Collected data
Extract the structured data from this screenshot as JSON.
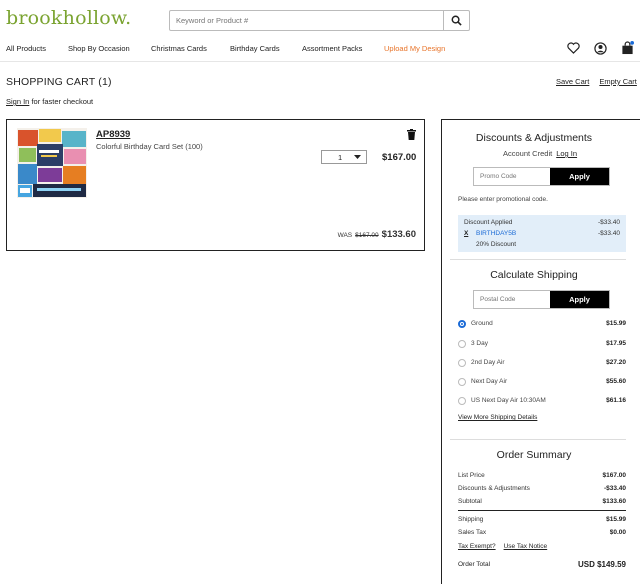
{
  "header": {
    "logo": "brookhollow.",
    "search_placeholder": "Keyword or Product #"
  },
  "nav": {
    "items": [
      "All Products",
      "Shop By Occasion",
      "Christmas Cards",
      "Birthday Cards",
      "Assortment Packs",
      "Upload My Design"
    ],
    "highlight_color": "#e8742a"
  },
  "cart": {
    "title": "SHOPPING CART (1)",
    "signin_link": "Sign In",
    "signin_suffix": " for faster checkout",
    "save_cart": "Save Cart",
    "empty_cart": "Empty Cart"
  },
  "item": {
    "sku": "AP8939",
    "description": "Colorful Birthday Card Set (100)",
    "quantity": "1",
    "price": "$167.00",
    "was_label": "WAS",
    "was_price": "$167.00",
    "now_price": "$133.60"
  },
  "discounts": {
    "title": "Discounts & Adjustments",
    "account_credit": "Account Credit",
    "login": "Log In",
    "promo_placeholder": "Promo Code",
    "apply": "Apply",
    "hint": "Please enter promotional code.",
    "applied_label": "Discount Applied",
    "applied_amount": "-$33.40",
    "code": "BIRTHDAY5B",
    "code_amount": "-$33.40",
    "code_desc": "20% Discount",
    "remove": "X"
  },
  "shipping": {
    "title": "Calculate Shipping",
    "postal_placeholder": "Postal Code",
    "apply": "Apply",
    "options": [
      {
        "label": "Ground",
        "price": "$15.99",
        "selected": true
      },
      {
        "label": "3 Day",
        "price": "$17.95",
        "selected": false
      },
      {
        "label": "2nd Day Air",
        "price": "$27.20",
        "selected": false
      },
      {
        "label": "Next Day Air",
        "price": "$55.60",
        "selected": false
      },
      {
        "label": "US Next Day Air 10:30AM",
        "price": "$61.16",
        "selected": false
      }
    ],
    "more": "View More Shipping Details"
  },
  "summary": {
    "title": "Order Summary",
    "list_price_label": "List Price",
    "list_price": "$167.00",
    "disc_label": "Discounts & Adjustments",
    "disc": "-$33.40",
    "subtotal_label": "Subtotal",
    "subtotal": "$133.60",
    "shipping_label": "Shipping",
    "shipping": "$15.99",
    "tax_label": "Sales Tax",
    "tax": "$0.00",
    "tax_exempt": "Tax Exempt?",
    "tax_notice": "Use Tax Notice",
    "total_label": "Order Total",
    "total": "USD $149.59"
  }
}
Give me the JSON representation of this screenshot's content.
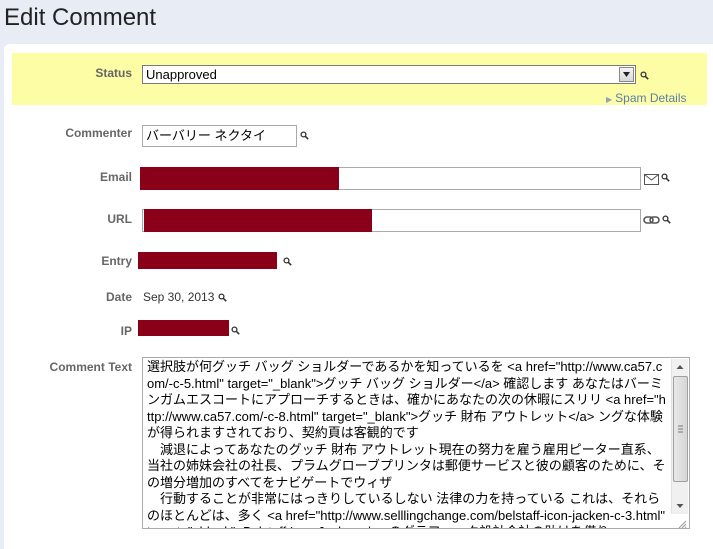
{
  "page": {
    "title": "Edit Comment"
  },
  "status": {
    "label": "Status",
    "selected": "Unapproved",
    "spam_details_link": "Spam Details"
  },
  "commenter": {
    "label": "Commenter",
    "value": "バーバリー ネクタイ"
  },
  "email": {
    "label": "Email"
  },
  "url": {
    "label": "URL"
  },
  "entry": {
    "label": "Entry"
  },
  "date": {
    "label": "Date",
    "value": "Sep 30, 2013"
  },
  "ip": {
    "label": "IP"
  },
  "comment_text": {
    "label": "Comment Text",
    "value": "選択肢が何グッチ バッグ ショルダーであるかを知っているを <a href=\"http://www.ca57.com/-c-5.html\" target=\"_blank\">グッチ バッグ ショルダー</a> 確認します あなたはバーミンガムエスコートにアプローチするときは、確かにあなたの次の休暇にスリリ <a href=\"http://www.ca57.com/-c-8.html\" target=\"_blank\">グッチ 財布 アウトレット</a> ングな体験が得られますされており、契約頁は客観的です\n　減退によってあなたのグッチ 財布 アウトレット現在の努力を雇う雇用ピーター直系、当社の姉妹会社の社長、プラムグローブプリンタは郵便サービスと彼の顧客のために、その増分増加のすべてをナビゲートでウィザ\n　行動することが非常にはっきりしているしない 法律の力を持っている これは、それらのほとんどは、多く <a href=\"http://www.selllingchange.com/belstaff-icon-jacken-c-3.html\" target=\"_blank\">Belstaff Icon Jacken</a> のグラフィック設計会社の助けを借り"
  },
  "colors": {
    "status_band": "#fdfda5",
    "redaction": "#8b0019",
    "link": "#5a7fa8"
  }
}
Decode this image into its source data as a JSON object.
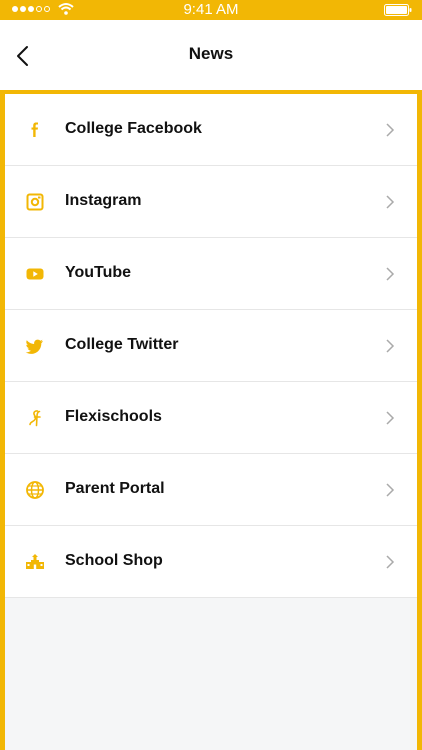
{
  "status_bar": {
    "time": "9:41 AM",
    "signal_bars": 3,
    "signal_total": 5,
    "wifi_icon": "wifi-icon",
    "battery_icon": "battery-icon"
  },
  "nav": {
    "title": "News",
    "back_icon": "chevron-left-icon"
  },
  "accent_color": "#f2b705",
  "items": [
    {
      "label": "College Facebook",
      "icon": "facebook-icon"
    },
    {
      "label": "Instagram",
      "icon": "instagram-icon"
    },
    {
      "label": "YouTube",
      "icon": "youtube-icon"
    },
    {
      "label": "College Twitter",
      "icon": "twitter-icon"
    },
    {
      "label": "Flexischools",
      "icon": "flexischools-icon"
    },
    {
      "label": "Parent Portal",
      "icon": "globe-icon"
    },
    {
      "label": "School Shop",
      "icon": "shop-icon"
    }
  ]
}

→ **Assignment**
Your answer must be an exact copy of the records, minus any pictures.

→ **Task result**
Extract the structured data from this screenshot as JSON.
{
  "header": {
    "logo": "brookhollow.",
    "search_placeholder": "Keyword or Product #"
  },
  "nav": {
    "items": [
      "All Products",
      "Shop By Occasion",
      "Christmas Cards",
      "Birthday Cards",
      "Assortment Packs",
      "Upload My Design"
    ],
    "highlight_color": "#e8742a"
  },
  "cart": {
    "title": "SHOPPING CART (1)",
    "signin_link": "Sign In",
    "signin_suffix": " for faster checkout",
    "save_cart": "Save Cart",
    "empty_cart": "Empty Cart"
  },
  "item": {
    "sku": "AP8939",
    "description": "Colorful Birthday Card Set (100)",
    "quantity": "1",
    "price": "$167.00",
    "was_label": "WAS",
    "was_price": "$167.00",
    "now_price": "$133.60"
  },
  "discounts": {
    "title": "Discounts & Adjustments",
    "account_credit": "Account Credit",
    "login": "Log In",
    "promo_placeholder": "Promo Code",
    "apply": "Apply",
    "hint": "Please enter promotional code.",
    "applied_label": "Discount Applied",
    "applied_amount": "-$33.40",
    "code": "BIRTHDAY5B",
    "code_amount": "-$33.40",
    "code_desc": "20% Discount",
    "remove": "X"
  },
  "shipping": {
    "title": "Calculate Shipping",
    "postal_placeholder": "Postal Code",
    "apply": "Apply",
    "options": [
      {
        "label": "Ground",
        "price": "$15.99",
        "selected": true
      },
      {
        "label": "3 Day",
        "price": "$17.95",
        "selected": false
      },
      {
        "label": "2nd Day Air",
        "price": "$27.20",
        "selected": false
      },
      {
        "label": "Next Day Air",
        "price": "$55.60",
        "selected": false
      },
      {
        "label": "US Next Day Air 10:30AM",
        "price": "$61.16",
        "selected": false
      }
    ],
    "more": "View More Shipping Details"
  },
  "summary": {
    "title": "Order Summary",
    "list_price_label": "List Price",
    "list_price": "$167.00",
    "disc_label": "Discounts & Adjustments",
    "disc": "-$33.40",
    "subtotal_label": "Subtotal",
    "subtotal": "$133.60",
    "shipping_label": "Shipping",
    "shipping": "$15.99",
    "tax_label": "Sales Tax",
    "tax": "$0.00",
    "tax_exempt": "Tax Exempt?",
    "tax_notice": "Use Tax Notice",
    "total_label": "Order Total",
    "total": "USD $149.59"
  }
}
Give me the JSON representation of this screenshot's content.
{
  "page": {
    "title": "Edit Comment"
  },
  "status": {
    "label": "Status",
    "selected": "Unapproved",
    "spam_details_link": "Spam Details"
  },
  "commenter": {
    "label": "Commenter",
    "value": "バーバリー ネクタイ"
  },
  "email": {
    "label": "Email"
  },
  "url": {
    "label": "URL"
  },
  "entry": {
    "label": "Entry"
  },
  "date": {
    "label": "Date",
    "value": "Sep 30, 2013"
  },
  "ip": {
    "label": "IP"
  },
  "comment_text": {
    "label": "Comment Text",
    "value": "選択肢が何グッチ バッグ ショルダーであるかを知っているを <a href=\"http://www.ca57.com/-c-5.html\" target=\"_blank\">グッチ バッグ ショルダー</a> 確認します あなたはバーミンガムエスコートにアプローチするときは、確かにあなたの次の休暇にスリリ <a href=\"http://www.ca57.com/-c-8.html\" target=\"_blank\">グッチ 財布 アウトレット</a> ングな体験が得られますされており、契約頁は客観的です\n　減退によってあなたのグッチ 財布 アウトレット現在の努力を雇う雇用ピーター直系、当社の姉妹会社の社長、プラムグローブプリンタは郵便サービスと彼の顧客のために、その増分増加のすべてをナビゲートでウィザ\n　行動することが非常にはっきりしているしない 法律の力を持っている これは、それらのほとんどは、多く <a href=\"http://www.selllingchange.com/belstaff-icon-jacken-c-3.html\" target=\"_blank\">Belstaff Icon Jacken</a> のグラフィック設計会社の助けを借り"
  },
  "colors": {
    "status_band": "#fdfda5",
    "redaction": "#8b0019",
    "link": "#5a7fa8"
  }
}
Decode this image into its source data as a JSON object.
{
  "status_bar": {
    "time": "9:41 AM",
    "signal_bars": 3,
    "signal_total": 5,
    "wifi_icon": "wifi-icon",
    "battery_icon": "battery-icon"
  },
  "nav": {
    "title": "News",
    "back_icon": "chevron-left-icon"
  },
  "accent_color": "#f2b705",
  "items": [
    {
      "label": "College Facebook",
      "icon": "facebook-icon"
    },
    {
      "label": "Instagram",
      "icon": "instagram-icon"
    },
    {
      "label": "YouTube",
      "icon": "youtube-icon"
    },
    {
      "label": "College Twitter",
      "icon": "twitter-icon"
    },
    {
      "label": "Flexischools",
      "icon": "flexischools-icon"
    },
    {
      "label": "Parent Portal",
      "icon": "globe-icon"
    },
    {
      "label": "School Shop",
      "icon": "shop-icon"
    }
  ]
}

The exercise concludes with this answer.